A separate initiative, the New England Clean Energy Connect project, sought to build a $1 billion transmission line in Maine to deliver large amounts of hydropower from Quebec to Massachusetts, which would help to significantly reduce the region’s reliance on fossil fuels. Read more.
Climate Education & Communication
Climate Change in the Irish Mind
By Anthony Leiserowitz et. al, Yale Program on Climate Change Communication, December 14, 2021

The Irish Environmental Protection Agency commissioned the Yale Program on Climate Change Communication as their academic partner to help conduct a nationally representative survey of public climate change beliefs, risk perceptions, policy preferences, and behavior in Ireland. 

We find that 96% of the Irish people think climate change is happening. By contrast, our latest national survey in the U.S. found that 76% of Americans think global warming is happening. [The term “climate change” was used in Ireland, while “global warming” was used in the U.S.] Dowload the report.
Waste & Recycling
The Future of Landfills is Bright
How State and Local Governments Can Leverage Landfill Solar to Bring Clean Energy and Jobs to Communities across America
By Matthew Popkin, Akshay Krishnan, RMI
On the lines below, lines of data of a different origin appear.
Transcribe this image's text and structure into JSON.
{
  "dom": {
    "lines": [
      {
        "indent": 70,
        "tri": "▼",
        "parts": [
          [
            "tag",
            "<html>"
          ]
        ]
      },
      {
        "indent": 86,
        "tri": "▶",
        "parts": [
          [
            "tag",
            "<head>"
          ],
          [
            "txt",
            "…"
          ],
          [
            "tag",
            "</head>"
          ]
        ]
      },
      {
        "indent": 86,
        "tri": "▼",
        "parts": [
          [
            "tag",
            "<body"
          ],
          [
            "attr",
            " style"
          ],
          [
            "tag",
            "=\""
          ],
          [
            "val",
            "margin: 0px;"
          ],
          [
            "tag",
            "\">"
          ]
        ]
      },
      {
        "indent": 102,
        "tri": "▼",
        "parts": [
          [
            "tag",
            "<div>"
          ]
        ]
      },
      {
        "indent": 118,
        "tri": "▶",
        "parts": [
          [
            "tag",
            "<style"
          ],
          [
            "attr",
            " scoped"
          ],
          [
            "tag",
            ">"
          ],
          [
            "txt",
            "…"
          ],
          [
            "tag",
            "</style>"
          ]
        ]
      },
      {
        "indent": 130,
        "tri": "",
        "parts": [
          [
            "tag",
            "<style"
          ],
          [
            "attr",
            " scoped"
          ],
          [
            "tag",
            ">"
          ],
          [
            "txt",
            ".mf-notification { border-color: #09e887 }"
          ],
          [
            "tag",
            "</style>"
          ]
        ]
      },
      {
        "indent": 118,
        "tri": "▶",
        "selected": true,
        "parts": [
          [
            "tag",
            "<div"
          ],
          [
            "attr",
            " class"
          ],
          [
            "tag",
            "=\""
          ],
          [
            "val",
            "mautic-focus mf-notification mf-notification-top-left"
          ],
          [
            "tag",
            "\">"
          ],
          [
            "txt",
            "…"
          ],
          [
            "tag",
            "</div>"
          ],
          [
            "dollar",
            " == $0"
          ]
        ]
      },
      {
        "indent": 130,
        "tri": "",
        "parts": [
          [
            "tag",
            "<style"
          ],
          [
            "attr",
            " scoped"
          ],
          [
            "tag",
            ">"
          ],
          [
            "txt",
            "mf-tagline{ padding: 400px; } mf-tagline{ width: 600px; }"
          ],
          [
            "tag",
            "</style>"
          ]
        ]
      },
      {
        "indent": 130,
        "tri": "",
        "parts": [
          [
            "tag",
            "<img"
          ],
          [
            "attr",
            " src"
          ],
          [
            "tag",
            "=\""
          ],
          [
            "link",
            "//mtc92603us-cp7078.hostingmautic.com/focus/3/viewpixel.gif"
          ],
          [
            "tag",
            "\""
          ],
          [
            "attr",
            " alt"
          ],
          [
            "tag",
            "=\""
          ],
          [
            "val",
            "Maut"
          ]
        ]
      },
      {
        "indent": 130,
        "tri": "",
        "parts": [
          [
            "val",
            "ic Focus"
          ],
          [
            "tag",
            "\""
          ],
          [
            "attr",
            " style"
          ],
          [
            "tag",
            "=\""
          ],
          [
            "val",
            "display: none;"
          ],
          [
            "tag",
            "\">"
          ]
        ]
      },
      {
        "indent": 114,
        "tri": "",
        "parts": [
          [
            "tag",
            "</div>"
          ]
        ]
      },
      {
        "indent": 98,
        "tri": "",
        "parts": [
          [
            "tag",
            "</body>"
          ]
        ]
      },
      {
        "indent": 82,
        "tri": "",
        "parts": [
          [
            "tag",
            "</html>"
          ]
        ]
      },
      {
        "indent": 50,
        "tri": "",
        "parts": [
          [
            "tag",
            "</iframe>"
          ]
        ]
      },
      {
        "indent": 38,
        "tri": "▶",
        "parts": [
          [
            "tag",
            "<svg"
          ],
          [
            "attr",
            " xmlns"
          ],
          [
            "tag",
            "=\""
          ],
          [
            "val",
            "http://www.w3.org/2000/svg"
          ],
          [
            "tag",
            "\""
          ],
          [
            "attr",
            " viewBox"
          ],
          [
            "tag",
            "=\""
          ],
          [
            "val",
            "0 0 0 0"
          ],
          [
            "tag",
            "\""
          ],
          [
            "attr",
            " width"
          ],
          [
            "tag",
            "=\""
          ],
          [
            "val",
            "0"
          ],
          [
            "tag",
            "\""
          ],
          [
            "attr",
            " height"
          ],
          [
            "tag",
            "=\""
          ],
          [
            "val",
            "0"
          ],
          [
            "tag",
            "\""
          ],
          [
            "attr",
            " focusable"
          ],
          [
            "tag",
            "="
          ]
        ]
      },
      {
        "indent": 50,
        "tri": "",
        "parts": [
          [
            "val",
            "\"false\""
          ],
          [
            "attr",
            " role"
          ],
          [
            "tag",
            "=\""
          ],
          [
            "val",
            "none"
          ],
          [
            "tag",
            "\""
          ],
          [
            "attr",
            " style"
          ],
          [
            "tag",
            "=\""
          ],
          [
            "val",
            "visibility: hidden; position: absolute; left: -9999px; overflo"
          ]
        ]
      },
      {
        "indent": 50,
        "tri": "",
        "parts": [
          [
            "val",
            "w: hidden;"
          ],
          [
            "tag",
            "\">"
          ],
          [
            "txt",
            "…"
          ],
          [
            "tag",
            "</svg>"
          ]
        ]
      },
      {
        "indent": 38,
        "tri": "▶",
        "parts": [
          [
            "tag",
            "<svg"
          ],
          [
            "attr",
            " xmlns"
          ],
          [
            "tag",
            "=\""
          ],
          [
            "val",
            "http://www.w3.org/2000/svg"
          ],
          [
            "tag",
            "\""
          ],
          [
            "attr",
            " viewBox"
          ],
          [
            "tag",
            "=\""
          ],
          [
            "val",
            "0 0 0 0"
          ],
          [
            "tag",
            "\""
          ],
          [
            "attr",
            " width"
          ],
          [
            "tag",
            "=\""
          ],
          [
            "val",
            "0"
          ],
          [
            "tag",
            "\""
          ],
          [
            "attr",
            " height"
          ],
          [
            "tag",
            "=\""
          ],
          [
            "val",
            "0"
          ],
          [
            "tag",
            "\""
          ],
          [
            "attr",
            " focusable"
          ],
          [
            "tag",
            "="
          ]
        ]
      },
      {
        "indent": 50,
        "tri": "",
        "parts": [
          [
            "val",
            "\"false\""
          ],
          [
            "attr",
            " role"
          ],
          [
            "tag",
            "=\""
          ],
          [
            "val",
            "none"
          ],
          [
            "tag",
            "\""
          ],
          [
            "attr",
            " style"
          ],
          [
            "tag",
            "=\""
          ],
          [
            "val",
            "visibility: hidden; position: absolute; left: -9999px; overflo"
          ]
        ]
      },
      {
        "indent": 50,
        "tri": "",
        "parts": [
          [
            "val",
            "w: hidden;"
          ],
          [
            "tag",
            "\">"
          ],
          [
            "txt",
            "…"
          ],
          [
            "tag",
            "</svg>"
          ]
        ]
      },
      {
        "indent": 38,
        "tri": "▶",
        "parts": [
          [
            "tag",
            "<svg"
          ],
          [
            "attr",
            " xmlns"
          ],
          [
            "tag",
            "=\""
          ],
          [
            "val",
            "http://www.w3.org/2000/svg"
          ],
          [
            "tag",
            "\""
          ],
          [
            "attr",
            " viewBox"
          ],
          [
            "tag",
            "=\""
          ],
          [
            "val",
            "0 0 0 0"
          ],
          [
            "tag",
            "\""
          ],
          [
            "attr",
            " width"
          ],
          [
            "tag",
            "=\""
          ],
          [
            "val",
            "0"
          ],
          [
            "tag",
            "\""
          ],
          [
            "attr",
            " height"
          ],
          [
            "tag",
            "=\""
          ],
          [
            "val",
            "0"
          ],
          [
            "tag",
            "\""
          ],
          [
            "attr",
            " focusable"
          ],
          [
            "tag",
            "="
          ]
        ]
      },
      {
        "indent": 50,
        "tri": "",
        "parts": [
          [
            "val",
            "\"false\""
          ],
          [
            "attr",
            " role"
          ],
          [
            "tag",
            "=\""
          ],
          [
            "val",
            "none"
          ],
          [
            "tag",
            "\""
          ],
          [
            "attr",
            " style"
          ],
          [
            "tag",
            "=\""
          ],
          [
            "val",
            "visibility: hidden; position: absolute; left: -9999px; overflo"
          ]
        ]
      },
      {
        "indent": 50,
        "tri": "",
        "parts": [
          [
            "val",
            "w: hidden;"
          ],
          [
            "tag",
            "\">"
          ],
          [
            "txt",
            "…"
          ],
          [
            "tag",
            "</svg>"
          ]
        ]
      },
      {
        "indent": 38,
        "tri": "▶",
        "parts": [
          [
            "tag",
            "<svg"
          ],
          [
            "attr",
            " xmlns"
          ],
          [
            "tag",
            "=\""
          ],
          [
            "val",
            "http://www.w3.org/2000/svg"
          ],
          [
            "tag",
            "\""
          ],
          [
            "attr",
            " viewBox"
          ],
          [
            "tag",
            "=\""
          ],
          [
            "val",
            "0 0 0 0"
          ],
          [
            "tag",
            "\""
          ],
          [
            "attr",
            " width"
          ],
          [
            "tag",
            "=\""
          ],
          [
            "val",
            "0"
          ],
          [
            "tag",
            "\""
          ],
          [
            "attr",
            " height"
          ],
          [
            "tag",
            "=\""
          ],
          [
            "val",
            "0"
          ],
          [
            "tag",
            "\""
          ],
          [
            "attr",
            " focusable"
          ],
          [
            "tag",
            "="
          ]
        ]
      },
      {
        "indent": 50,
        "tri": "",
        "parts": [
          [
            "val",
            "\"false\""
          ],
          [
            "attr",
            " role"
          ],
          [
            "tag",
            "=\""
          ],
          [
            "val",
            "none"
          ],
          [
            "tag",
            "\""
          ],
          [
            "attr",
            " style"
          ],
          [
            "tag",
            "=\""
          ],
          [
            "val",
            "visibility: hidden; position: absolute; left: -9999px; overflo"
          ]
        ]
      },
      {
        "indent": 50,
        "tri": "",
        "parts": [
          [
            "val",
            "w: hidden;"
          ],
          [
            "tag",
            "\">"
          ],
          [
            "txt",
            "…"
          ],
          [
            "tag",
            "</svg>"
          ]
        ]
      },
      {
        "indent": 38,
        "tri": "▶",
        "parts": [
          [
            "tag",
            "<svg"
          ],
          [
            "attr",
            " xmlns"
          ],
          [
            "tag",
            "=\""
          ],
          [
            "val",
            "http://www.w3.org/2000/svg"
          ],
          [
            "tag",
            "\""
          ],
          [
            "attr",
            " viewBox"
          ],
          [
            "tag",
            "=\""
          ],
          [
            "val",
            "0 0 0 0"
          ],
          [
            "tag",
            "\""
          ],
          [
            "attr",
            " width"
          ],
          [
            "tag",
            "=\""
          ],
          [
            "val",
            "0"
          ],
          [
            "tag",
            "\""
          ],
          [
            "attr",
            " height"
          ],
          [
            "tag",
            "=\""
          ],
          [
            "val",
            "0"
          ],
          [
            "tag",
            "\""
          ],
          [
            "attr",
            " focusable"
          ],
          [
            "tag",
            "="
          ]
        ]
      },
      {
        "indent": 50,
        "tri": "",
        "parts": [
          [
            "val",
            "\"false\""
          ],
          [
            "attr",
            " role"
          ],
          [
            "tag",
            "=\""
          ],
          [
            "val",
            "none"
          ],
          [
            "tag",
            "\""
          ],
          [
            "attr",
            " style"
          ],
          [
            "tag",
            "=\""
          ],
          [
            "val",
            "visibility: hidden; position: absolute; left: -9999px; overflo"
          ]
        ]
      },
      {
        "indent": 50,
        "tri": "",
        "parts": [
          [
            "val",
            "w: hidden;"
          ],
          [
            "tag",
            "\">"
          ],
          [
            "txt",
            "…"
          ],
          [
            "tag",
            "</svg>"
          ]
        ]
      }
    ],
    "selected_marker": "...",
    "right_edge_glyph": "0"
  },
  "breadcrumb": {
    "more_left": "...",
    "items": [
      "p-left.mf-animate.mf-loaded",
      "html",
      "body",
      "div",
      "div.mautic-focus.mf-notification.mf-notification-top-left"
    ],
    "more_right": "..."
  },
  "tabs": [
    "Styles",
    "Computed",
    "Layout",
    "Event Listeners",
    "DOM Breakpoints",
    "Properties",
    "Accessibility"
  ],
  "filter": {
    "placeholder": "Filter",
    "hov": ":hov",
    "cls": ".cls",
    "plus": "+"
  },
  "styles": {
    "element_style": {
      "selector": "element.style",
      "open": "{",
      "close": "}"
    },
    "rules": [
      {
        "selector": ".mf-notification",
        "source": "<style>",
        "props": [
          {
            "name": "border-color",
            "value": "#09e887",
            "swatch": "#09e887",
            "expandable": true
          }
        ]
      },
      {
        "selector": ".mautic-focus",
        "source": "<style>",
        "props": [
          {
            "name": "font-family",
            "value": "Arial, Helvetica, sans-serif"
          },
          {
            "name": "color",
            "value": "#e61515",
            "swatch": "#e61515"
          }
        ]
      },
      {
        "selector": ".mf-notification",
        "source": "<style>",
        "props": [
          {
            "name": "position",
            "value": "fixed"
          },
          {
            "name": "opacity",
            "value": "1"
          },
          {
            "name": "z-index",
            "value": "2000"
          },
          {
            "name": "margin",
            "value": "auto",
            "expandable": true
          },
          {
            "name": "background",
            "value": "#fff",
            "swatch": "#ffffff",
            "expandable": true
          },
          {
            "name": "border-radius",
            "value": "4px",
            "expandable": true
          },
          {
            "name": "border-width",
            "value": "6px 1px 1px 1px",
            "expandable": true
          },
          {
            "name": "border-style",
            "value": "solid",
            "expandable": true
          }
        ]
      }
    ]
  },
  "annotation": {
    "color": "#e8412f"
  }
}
There are more than 10,000 closed and inactive landfills around the country. These sites offer an incredible opportunity for solar development. By installing solar on closed landfills, states and municipalities advance local solar energy while repurposing relatively large, vacant sites within communities that have limited reuse potential.

Solar and landfills are a natural combination for many communities looking to accelerate local renewable energy development. Landfills typically have good sun exposure and limited other redevelopment opportunities, making solar one of the few ways to put the land to productive use. Moreover, reinvesting in closed landfill sites can help revitalize the local, often lower-income, host communities.

Yet, despite these benefits and opportunities, landfill solar is neither common practice nor common across the renewable energy industry. This report highlights our analysis of the current status of landfill solar and the technical potential of what is possible if scaled across the United States. Read more. Download the report.


We are an all-volunteer 501(c)(3) organization whose mission is to reach carbon neutrality or net zero on Cape Cod and the Islands of Massachusetts by enhancing communication, collaboration, and activism among organizations, programs, and individuals committed to mitigating the climate crisis. We depend upon the generosity of our stakeholders to conduct our work. All donations are tax deductible as allowed by law.
The Climate Action Alerts newsletter is curated and crafted by Fran Schofield. If you have a climate story from your home, school, workplace, town or organization, please be in touch! And don't forget to share this action alert with your friends and suggest they subscribe here.